Summer in the '60s: When being totally square was still cool [Video]
I don't know if it's because I finally got around to reading Andrew Loog Oldham's memoir, "Stoned," or because so many of my friends on Facebook -- hey, my real friends -- have been putting up these wonderful video clips of bands from the British Invasion, but I thought it was time to celebrate summer by reveling in the sound and style of the '60s. (I'll be posting videos that capture the pop spirit of the time, so if you have any suggestions, feel free to share.) There's no better place to start than this clip of Peter & Gordon crooning their biggest hit, "World Without Love," which topped the U.S. charts in the summer of 1964.
There's all sorts of mythology surrounding the song, which was written by Paul McCartney and apparently rejected, first by John Lennon, who thought it too squishy for the Beatles, and then by Billy J. Kramer, a pop star of the time, even though nearly all of his hits were songs given to him by Lennon and McCartney. That's how it ended up in the hands of Gordon Waller and Peter Asher -- Asher being the brother of Jane Asher, who was McCartney's main squeeze at the time.
If you check out the close-up of Asher at about the 35-second mark, you'll see that it's all too clear who was the inspiration (red hair, nerdy glasses, bad teeth) for Mike Myers' "Austin Powers." But for my money, the most '60-ish parts of the clip are the bizarre art sculptures that turn up in the background (and often the foreground) of the shots, looking like they were hastily borrowed from some gallery down the street from the studio.

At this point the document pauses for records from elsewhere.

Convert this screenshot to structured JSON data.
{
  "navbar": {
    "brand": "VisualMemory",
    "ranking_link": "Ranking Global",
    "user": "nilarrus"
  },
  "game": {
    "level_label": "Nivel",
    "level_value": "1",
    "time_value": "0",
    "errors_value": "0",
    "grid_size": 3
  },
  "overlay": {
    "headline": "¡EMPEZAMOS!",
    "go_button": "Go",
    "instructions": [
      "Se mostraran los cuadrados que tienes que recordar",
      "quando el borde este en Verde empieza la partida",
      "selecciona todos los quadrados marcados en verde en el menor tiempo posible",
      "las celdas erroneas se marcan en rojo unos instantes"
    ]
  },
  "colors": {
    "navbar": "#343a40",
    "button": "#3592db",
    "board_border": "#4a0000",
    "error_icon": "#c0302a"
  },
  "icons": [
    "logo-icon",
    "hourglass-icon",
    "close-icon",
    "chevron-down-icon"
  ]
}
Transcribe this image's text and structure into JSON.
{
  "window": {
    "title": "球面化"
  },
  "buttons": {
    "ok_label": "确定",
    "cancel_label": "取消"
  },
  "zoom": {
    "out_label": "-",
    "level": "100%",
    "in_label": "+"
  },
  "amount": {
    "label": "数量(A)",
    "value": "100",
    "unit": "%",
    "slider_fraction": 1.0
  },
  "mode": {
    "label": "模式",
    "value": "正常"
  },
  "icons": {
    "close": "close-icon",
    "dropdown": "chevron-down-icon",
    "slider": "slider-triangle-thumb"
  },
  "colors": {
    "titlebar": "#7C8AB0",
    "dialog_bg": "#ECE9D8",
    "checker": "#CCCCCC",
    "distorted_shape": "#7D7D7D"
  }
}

The duo has zero charisma -- their one big theatrical move is to stand up and walk around in a circle in the middle of the song. But it's a lovely song, which in its simplicity serves as a reminder of how much McCartney remained under the influence of Buddy Holly throughout the early days of his career. In fact, maybe that's who Asher got his glasses from!
-- Patrick Goldstein